[Dataset entries]
----------

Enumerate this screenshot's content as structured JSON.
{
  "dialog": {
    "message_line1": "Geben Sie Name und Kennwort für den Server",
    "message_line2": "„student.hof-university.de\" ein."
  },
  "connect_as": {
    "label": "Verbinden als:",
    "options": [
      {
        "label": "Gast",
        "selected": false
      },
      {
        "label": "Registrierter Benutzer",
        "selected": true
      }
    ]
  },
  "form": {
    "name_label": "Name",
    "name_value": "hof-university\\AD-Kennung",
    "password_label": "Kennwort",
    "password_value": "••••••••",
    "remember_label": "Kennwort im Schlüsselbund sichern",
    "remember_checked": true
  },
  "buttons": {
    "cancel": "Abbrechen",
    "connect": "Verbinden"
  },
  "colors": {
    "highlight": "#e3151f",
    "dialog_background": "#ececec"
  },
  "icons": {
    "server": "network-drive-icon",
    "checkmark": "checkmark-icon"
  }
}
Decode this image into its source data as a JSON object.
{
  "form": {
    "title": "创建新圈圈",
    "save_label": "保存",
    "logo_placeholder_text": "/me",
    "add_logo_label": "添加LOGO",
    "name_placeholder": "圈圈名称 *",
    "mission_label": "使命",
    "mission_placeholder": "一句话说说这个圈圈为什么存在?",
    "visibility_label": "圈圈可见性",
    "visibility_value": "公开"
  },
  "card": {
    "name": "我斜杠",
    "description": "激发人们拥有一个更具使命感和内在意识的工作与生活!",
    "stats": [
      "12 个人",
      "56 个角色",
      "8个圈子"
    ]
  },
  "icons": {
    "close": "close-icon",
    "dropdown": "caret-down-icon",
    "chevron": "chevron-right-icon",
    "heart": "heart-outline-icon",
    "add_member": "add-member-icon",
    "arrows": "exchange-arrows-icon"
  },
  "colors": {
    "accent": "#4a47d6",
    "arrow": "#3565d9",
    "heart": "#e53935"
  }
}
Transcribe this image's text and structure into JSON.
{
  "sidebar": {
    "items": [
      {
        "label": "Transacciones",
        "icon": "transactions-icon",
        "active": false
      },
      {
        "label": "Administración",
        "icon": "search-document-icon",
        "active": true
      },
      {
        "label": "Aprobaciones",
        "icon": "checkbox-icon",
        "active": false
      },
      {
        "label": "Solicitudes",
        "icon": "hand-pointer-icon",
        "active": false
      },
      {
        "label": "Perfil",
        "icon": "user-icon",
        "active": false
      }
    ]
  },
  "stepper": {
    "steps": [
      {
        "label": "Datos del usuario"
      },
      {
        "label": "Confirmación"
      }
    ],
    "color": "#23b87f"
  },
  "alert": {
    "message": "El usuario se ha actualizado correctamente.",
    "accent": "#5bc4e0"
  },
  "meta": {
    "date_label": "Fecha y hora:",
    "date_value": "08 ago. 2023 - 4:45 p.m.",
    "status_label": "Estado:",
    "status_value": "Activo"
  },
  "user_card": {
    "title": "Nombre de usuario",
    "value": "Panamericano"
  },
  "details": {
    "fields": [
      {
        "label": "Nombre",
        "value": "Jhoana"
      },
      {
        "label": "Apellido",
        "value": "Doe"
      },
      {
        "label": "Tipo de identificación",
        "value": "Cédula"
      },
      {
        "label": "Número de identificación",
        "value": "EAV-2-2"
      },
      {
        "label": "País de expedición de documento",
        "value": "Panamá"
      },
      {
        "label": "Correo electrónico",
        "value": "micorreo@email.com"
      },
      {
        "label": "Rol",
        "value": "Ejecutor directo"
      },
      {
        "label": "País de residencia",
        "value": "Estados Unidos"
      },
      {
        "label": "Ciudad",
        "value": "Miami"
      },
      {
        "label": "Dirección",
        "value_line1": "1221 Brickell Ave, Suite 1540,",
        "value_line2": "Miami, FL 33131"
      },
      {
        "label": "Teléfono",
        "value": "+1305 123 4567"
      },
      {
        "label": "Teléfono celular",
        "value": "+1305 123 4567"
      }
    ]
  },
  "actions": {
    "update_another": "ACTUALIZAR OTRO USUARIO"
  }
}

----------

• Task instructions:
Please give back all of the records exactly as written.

• Reply to the task:
Enumerate this screenshot's content as structured JSON.
{
  "dialog": {
    "message_line1": "Geben Sie Name und Kennwort für den Server",
    "message_line2": "„student.hof-university.de\" ein."
  },
  "connect_as": {
    "label": "Verbinden als:",
    "options": [
      {
        "label": "Gast",
        "selected": false
      },
      {
        "label": "Registrierter Benutzer",
        "selected": true
      }
    ]
  },
  "form": {
    "name_label": "Name",
    "name_value": "hof-university\\AD-Kennung",
    "password_label": "Kennwort",
    "password_value": "••••••••",
    "remember_label": "Kennwort im Schlüsselbund sichern",
    "remember_checked": true
  },
  "buttons": {
    "cancel": "Abbrechen",
    "connect": "Verbinden"
  },
  "colors": {
    "highlight": "#e3151f",
    "dialog_background": "#ececec"
  },
  "icons": {
    "server": "network-drive-icon",
    "checkmark": "checkmark-icon"
  }
}
Decode this image into its source data as a JSON object.
{
  "form": {
    "title": "创建新圈圈",
    "save_label": "保存",
    "logo_placeholder_text": "/me",
    "add_logo_label": "添加LOGO",
    "name_placeholder": "圈圈名称 *",
    "mission_label": "使命",
    "mission_placeholder": "一句话说说这个圈圈为什么存在?",
    "visibility_label": "圈圈可见性",
    "visibility_value": "公开"
  },
  "card": {
    "name": "我斜杠",
    "description": "激发人们拥有一个更具使命感和内在意识的工作与生活!",
    "stats": [
      "12 个人",
      "56 个角色",
      "8个圈子"
    ]
  },
  "icons": {
    "close": "close-icon",
    "dropdown": "caret-down-icon",
    "chevron": "chevron-right-icon",
    "heart": "heart-outline-icon",
    "add_member": "add-member-icon",
    "arrows": "exchange-arrows-icon"
  },
  "colors": {
    "accent": "#4a47d6",
    "arrow": "#3565d9",
    "heart": "#e53935"
  }
}
Transcribe this image's text and structure into JSON.
{
  "sidebar": {
    "items": [
      {
        "label": "Transacciones",
        "icon": "transactions-icon",
        "active": false
      },
      {
        "label": "Administración",
        "icon": "search-document-icon",
        "active": true
      },
      {
        "label": "Aprobaciones",
        "icon": "checkbox-icon",
        "active": false
      },
      {
        "label": "Solicitudes",
        "icon": "hand-pointer-icon",
        "active": false
      },
      {
        "label": "Perfil",
        "icon": "user-icon",
        "active": false
      }
    ]
  },
  "stepper": {
    "steps": [
      {
        "label": "Datos del usuario"
      },
      {
        "label": "Confirmación"
      }
    ],
    "color": "#23b87f"
  },
  "alert": {
    "message": "El usuario se ha actualizado correctamente.",
    "accent": "#5bc4e0"
  },
  "meta": {
    "date_label": "Fecha y hora:",
    "date_value": "08 ago. 2023 - 4:45 p.m.",
    "status_label": "Estado:",
    "status_value": "Activo"
  },
  "user_card": {
    "title": "Nombre de usuario",
    "value": "Panamericano"
  },
  "details": {
    "fields": [
      {
        "label": "Nombre",
        "value": "Jhoana"
      },
      {
        "label": "Apellido",
        "value": "Doe"
      },
      {
        "label": "Tipo de identificación",
        "value": "Cédula"
      },
      {
        "label": "Número de identificación",
        "value": "EAV-2-2"
      },
      {
        "label": "País de expedición de documento",
        "value": "Panamá"
      },
      {
        "label": "Correo electrónico",
        "value": "micorreo@email.com"
      },
      {
        "label": "Rol",
        "value": "Ejecutor directo"
      },
      {
        "label": "País de residencia",
        "value": "Estados Unidos"
      },
      {
        "label": "Ciudad",
        "value": "Miami"
      },
      {
        "label": "Dirección",
        "value_line1": "1221 Brickell Ave, Suite 1540,",
        "value_line2": "Miami, FL 33131"
      },
      {
        "label": "Teléfono",
        "value": "+1305 123 4567"
      },
      {
        "label": "Teléfono celular",
        "value": "+1305 123 4567"
      }
    ]
  },
  "actions": {
    "update_another": "ACTUALIZAR OTRO USUARIO"
  }
}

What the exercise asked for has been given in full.